• _Work task_
Wherever "name" appears in a line of the listing, report that line.
--------
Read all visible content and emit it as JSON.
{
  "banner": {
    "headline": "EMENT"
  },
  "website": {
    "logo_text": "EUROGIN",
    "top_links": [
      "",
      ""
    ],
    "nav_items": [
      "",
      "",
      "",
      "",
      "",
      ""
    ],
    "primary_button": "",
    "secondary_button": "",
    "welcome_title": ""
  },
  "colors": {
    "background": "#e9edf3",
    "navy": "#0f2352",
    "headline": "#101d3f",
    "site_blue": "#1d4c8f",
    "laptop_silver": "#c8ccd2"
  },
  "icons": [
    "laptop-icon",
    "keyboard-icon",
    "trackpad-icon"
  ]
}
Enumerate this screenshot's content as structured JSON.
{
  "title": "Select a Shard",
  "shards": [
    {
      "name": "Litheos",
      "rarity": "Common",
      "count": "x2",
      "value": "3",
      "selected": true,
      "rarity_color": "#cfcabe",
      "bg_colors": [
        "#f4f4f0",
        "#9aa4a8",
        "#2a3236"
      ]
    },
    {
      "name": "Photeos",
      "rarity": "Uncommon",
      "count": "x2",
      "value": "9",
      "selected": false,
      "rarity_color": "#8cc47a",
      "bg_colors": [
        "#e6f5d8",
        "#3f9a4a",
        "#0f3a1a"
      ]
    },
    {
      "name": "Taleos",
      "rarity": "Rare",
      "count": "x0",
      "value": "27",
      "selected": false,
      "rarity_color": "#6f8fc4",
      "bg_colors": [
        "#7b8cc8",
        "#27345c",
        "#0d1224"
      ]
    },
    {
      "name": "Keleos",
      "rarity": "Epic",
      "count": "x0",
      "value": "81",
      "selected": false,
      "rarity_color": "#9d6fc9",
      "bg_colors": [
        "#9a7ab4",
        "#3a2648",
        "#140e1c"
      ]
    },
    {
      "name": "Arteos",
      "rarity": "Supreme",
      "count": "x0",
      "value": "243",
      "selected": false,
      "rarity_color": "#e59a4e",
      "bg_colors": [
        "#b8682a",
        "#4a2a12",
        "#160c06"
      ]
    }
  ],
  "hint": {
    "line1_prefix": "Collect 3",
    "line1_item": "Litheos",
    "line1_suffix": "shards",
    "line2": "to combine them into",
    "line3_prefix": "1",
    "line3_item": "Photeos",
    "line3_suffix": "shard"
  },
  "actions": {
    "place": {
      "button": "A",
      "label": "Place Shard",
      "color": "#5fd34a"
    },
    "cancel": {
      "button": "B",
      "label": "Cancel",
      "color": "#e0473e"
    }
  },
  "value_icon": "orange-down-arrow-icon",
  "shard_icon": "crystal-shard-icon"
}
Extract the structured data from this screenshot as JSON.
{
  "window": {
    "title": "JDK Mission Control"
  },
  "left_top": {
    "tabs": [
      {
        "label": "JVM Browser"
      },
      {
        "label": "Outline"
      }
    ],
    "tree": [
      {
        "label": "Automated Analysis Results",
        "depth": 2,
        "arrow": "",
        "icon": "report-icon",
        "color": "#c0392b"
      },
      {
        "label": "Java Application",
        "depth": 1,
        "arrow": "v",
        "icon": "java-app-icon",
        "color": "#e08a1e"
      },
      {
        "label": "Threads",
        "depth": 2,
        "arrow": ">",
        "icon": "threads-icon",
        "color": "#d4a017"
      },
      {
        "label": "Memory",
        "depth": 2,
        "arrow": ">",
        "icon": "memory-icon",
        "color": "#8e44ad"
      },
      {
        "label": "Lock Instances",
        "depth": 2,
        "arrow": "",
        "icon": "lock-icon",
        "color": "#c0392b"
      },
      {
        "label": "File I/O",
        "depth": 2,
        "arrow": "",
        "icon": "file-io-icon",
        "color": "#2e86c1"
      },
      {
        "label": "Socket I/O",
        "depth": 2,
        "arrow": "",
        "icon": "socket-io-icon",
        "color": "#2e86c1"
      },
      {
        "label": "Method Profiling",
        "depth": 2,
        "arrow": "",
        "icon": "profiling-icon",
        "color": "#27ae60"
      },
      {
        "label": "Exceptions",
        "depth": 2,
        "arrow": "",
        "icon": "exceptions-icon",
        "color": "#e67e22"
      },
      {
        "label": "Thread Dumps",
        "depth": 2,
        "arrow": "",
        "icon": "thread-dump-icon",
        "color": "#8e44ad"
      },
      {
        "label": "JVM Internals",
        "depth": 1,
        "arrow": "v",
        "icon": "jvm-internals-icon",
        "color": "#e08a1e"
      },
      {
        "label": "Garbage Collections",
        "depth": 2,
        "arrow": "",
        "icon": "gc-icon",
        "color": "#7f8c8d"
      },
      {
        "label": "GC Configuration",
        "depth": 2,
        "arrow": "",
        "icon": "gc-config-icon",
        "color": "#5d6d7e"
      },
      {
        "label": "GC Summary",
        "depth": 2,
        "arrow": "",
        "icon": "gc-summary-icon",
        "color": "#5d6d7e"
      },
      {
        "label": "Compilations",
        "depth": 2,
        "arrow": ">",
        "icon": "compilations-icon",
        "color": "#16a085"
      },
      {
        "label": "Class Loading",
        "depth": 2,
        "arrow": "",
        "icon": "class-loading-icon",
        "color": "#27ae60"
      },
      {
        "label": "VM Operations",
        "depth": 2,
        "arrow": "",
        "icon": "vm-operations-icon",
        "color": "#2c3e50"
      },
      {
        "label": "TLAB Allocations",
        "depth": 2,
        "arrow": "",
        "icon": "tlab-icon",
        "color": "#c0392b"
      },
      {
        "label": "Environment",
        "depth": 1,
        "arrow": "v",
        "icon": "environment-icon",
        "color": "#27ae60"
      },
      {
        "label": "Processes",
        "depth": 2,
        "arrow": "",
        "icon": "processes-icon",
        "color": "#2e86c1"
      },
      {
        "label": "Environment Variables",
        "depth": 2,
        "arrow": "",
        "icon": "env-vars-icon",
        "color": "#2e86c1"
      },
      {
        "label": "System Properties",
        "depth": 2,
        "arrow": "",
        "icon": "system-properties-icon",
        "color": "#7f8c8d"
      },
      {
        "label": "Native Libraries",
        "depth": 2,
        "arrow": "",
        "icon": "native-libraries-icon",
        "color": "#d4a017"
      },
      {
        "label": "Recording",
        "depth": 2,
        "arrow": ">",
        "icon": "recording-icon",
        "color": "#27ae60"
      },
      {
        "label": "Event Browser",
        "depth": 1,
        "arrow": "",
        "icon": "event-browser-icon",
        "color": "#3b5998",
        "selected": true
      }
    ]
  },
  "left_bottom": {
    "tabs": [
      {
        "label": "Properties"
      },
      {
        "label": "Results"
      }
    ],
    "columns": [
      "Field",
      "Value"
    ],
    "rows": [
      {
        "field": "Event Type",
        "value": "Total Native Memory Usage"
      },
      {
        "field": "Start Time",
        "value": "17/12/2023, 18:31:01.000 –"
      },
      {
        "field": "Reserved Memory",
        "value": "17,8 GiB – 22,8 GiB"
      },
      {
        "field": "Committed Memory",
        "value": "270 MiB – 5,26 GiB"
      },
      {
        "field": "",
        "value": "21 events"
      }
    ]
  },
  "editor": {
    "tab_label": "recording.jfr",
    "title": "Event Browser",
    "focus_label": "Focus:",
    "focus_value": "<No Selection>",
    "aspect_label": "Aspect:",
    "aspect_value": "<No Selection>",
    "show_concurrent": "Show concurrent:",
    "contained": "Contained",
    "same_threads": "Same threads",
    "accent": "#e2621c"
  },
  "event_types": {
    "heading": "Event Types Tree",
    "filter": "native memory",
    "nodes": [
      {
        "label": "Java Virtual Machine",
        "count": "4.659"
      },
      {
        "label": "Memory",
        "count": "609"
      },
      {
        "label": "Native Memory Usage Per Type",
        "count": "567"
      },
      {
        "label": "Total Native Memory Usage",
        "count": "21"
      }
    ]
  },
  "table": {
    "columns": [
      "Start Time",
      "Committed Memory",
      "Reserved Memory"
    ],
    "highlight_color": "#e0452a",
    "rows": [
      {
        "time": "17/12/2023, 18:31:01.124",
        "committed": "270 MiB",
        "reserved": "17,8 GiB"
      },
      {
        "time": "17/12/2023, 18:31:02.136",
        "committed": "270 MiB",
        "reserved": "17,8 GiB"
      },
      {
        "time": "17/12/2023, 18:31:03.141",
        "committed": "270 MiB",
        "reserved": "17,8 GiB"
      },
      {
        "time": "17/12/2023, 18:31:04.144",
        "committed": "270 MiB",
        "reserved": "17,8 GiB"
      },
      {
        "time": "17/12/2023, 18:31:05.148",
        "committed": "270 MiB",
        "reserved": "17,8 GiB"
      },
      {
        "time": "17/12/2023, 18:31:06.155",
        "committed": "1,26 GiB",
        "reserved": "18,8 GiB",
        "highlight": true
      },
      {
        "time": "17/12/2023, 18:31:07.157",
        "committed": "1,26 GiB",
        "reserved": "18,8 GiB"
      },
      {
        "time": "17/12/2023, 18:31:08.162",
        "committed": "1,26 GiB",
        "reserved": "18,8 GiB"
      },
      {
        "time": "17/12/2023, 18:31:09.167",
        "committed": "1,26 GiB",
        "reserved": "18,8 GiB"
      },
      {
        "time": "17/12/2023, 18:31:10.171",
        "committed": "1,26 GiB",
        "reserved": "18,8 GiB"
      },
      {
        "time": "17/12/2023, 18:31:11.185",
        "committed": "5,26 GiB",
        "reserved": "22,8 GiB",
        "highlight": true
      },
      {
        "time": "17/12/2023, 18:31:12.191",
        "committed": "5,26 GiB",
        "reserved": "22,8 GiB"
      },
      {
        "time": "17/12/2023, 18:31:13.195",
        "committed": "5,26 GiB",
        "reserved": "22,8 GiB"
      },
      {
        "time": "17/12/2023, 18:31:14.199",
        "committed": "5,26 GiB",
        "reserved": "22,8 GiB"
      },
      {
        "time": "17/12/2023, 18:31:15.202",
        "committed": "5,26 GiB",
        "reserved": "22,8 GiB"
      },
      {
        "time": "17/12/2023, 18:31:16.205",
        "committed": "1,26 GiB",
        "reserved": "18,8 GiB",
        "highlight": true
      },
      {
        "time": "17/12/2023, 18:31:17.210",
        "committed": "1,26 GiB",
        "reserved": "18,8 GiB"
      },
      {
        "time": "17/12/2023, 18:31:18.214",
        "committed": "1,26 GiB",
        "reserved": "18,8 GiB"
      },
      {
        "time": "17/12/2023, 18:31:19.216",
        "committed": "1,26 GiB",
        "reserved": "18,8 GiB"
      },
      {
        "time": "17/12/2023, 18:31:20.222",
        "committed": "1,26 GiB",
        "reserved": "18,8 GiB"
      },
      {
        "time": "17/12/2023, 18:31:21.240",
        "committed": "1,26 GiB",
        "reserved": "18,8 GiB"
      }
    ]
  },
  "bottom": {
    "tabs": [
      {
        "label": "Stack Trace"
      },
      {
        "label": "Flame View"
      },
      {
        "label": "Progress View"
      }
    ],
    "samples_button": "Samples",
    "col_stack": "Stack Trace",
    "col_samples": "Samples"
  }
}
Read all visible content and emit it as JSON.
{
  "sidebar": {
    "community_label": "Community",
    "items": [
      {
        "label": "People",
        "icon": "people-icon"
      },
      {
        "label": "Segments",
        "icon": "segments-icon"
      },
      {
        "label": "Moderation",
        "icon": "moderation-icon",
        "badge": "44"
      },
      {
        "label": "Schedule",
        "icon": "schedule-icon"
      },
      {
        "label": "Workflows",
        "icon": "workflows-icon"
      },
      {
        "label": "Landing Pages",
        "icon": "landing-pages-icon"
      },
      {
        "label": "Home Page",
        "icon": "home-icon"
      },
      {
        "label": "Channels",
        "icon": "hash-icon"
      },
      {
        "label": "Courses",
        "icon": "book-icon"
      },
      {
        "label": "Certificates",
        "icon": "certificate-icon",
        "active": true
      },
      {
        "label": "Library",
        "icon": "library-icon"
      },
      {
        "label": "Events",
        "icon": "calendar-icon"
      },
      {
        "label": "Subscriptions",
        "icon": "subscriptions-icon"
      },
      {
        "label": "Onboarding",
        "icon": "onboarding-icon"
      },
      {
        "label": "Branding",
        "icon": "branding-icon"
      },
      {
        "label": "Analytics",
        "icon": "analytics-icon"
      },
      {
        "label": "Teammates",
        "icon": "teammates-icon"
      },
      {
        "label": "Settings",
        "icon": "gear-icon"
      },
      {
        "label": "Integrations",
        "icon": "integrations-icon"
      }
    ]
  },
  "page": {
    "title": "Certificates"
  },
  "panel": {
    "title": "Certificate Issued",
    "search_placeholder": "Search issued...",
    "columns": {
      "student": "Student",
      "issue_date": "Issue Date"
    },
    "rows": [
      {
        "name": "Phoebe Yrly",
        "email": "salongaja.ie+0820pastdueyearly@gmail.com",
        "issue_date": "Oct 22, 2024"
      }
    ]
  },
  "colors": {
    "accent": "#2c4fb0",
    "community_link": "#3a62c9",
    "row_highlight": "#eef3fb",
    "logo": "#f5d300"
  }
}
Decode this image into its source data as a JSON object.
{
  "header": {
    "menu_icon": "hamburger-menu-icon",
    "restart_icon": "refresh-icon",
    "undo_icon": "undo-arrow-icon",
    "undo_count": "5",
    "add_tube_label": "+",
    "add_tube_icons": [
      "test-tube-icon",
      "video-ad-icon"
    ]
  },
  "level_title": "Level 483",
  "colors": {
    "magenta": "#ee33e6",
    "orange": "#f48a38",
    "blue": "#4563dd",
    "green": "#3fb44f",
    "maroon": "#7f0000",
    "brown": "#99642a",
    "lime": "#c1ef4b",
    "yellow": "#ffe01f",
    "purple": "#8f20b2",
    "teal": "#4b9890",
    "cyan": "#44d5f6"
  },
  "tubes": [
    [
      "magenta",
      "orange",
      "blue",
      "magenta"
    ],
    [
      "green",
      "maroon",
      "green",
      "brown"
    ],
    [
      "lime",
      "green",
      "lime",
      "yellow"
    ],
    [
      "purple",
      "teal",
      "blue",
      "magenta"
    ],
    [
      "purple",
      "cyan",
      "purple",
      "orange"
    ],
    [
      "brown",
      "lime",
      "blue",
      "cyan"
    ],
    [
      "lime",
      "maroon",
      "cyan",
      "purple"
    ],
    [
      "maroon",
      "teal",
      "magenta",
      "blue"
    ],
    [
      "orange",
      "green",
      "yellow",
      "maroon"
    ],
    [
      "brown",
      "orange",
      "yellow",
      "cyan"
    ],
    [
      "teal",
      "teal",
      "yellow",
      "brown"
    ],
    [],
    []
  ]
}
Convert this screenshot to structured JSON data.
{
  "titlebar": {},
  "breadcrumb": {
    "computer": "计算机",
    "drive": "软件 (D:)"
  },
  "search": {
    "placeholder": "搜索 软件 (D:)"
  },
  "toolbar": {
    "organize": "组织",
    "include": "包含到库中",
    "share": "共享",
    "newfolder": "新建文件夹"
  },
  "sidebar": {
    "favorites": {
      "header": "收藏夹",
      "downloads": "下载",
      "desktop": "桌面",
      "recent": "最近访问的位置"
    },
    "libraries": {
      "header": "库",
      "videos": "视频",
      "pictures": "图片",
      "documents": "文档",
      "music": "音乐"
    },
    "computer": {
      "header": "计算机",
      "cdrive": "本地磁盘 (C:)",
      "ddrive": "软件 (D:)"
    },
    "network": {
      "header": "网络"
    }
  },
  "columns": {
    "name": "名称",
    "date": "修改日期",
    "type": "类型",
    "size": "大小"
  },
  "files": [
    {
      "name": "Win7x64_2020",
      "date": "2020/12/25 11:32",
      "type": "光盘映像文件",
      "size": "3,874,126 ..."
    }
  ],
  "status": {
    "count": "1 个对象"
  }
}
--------
• _Written reply_
      "name": "Litheos",
      "name": "Photeos",
      "name": "Taleos",
      "name": "Keleos",
      "name": "Arteos",
        "name": "Phoebe Yrly",
    "name": "名称",
      "name": "Win7x64_2020",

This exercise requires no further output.